by Darren Shan
Like many would-be teenage authors, I decided to run before I could walk. Rather than dedicate myself entirely to working on short stories, so that I could take gradual steps and effectively hone my craft, I figured that writing a novel couldn’t be that hard! So, at the grand old age of 13 I set out to write a sequel to Lord of the Rings. When that didn’t work out, I began work on a book strongly inspired by the TV series V. And so on.
Having spoken to many young writers in the years since then, I’ve come to realize that this is fairly common behaviour. I’m sure we all know that we should be focusing on short stories and putting in lots of hard, unglamorous, behind-the-scenes work before even attempting a novel. But unbridled optimism is the birthright of children and teenagers the world over, so I think many of us throw knowledge out the window in the arrogant belief that I will be the one to break the mould! I will deliver a better book than Tolkien could ever write! And if not at 13, then surely at the ripe old veteran’s age of 14!!!
As ridiculous as my youthful ambitions now seem when looking back, I don’t consider the abandoned books complete failures. Because writing is all about learning. You have to make mistakes in order to learn from them and improve. And while my time probably would have been better utilized working on short stories all through my teens, I made the leap to actually finishing a novel far earlier than most authors – I was 17 when I completed a first draft of a book. And I was only 21 when I wrote the first draft of what would become my first published novel. If I hadn’t set the bar so high so early, maybe I wouldn’t have leapt as high as I did as swiftly as I did.
Also, at least one of those early, abandoned novels provided me with fodder for my latest published novel, City of the Snakes, the third in my City trilogy. When I was 15, I started a violent book about a vigilante in London. It was going to be a big, intricate twister of a novel, in which he discovered a secret sub-society pulling all sorts of dastardly strings. I only got a handful of chapters or so into the story before realizing I had bitten off more than I could chew and putting it aside. But I remembered it years later and used it as the broad basis for the third City book. I also recycled a particularly juicy scene involving rape with a dildo from the original, discarded draft – those sorts of scenes were common in my less thoughtful and more bloodthirsty teenage work!!

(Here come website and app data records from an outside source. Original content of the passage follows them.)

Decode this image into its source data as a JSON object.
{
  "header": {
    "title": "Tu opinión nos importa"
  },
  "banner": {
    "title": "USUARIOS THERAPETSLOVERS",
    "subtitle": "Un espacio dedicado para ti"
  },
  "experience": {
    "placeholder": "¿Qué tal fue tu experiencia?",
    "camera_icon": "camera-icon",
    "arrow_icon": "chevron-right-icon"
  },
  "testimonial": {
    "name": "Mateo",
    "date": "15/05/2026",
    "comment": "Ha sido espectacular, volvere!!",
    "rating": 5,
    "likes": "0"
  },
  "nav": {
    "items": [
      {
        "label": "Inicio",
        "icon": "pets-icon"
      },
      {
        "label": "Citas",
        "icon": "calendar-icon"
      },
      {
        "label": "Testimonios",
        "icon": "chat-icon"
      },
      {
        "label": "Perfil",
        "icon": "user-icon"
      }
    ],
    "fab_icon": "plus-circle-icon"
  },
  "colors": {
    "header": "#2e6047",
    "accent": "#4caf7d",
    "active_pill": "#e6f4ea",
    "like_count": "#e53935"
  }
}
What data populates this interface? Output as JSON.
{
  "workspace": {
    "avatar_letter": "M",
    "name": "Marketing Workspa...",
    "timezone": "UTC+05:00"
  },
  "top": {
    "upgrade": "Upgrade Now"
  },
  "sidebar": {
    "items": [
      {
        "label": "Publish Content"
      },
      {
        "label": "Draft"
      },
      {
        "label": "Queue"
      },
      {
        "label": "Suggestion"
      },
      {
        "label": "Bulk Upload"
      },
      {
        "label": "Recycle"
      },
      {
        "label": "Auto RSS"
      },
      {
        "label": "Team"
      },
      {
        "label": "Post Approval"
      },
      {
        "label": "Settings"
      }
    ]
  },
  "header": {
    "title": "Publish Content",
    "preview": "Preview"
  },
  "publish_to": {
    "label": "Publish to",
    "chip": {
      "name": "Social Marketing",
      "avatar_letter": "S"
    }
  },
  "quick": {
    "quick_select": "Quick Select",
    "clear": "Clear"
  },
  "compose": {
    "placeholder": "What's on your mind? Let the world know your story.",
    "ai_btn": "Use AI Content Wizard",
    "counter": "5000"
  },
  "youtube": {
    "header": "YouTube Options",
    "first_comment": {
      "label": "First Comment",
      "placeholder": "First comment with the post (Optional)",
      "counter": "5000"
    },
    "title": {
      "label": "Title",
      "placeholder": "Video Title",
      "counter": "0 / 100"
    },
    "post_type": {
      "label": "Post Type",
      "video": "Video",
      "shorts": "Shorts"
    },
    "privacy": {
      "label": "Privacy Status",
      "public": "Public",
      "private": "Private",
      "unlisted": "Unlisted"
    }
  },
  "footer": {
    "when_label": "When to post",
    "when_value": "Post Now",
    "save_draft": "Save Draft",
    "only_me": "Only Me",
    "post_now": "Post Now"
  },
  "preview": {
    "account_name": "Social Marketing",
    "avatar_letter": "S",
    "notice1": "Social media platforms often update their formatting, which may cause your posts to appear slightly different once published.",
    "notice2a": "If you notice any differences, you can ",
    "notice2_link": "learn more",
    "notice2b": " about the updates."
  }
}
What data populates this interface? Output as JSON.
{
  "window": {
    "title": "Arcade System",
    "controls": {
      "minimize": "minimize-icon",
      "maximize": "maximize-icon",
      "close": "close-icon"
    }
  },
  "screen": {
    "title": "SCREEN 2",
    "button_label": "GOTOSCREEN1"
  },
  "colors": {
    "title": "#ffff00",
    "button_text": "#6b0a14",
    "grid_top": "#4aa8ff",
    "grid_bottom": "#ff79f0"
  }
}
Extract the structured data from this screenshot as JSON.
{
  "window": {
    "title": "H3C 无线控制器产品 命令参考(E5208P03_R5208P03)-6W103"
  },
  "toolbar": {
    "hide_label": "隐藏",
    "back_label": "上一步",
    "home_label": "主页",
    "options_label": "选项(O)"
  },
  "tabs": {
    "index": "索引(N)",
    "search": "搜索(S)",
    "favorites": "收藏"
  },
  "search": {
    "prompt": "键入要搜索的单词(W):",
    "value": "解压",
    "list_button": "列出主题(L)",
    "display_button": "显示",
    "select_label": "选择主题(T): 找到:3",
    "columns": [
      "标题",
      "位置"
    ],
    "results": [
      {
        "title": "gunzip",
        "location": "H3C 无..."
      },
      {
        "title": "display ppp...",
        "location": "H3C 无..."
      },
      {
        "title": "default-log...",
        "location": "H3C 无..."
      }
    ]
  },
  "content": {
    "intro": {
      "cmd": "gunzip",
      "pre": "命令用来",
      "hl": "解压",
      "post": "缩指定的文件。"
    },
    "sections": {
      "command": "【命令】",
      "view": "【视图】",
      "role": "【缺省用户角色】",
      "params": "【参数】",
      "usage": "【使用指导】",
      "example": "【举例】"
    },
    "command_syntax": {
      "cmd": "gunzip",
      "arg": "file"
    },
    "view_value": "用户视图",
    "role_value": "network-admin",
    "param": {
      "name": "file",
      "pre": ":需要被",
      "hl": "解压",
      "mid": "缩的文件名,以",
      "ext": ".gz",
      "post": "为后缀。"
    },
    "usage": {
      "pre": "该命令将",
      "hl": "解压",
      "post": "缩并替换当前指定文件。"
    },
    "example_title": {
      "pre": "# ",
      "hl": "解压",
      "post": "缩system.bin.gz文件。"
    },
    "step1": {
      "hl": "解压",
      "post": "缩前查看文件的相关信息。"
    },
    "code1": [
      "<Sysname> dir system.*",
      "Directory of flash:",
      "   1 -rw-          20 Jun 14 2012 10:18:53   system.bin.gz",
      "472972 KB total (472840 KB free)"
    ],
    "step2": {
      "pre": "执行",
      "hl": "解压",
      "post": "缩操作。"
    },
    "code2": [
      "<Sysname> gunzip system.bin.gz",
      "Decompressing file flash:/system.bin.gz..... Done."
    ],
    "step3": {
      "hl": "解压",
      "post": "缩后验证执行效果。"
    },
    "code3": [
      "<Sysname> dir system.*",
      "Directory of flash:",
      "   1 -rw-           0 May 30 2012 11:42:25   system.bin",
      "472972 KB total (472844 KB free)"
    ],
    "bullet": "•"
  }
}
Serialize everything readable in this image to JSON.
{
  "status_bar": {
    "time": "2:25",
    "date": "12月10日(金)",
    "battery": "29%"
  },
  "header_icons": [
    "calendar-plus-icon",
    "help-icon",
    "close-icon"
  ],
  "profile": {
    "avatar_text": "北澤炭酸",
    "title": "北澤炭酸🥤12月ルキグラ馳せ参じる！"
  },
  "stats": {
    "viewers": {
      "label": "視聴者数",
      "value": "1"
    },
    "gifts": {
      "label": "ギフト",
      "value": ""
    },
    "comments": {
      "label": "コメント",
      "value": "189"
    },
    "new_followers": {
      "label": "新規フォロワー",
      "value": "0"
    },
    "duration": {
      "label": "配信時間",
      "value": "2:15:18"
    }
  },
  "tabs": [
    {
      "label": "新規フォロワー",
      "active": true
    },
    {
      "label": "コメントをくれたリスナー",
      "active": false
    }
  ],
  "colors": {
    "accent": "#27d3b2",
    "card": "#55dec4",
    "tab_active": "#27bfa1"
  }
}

Thirteen years after putting aside the vigilante book, I began work on City of the Snakes in June 2000. The first draft took two months to write, but I didn’t I complete my final edit until November 2009, so the book took more than twenty-two years in total to complete!!!
City of the Snakes was the 30th book that I had written. (Unlike most authors, who learn by writing lots of unpublished short stories, I learnt my trade by writing lots of unpublished books.) I had been banging away at novels for about a dozen years by that point, and I’d come a hell of a long way. I was able to tell a far more involving story now, and also get to the heart of it much quicker than I could even just a few years earlier. Where Procession of the Dead and Hell’s Horizon (the first two books in the series) took several completely re-written drafts to pin down, the first draft of City of the Snakes didn’t differ hugely to the published book — it was just a case of fine-tuning what I’d created first time round, correcting a few flaws, polishing it up.
I think that City of the Snakes is the strongest of the City books. It takes the best elements of the first two books and combines them to create a heady, potent mix. I took the more fantastical features of the first book, merged them with the more strongly plotted and paced style of the second, and added plenty of dollops of new stuff too. Everything came together smoothly, neatly, diabolically. This is a book that never gives up and never slows down, a book where the characters are strongly drawn and the twists more surprising than ever before. Leftover questions from the earlier books are answered, showdowns are faced up to, destiny is decided. Of all the books in the series, this was the most enjoyable for me. Maybe the lesson here is that I should go back and cannibalize more of my abandoned teenage masterpieces! Now, where did I put that Lord of the Rings sequel…
Darren Shan is the bestselling author of many horror and fantasy books for teens and adults, including the Cirque du Freak and The City series. You can read an excerpt of the third book in The City series, City of the Snakes, now for free on Figment.com here. His website is http://www.darrenshan.com/.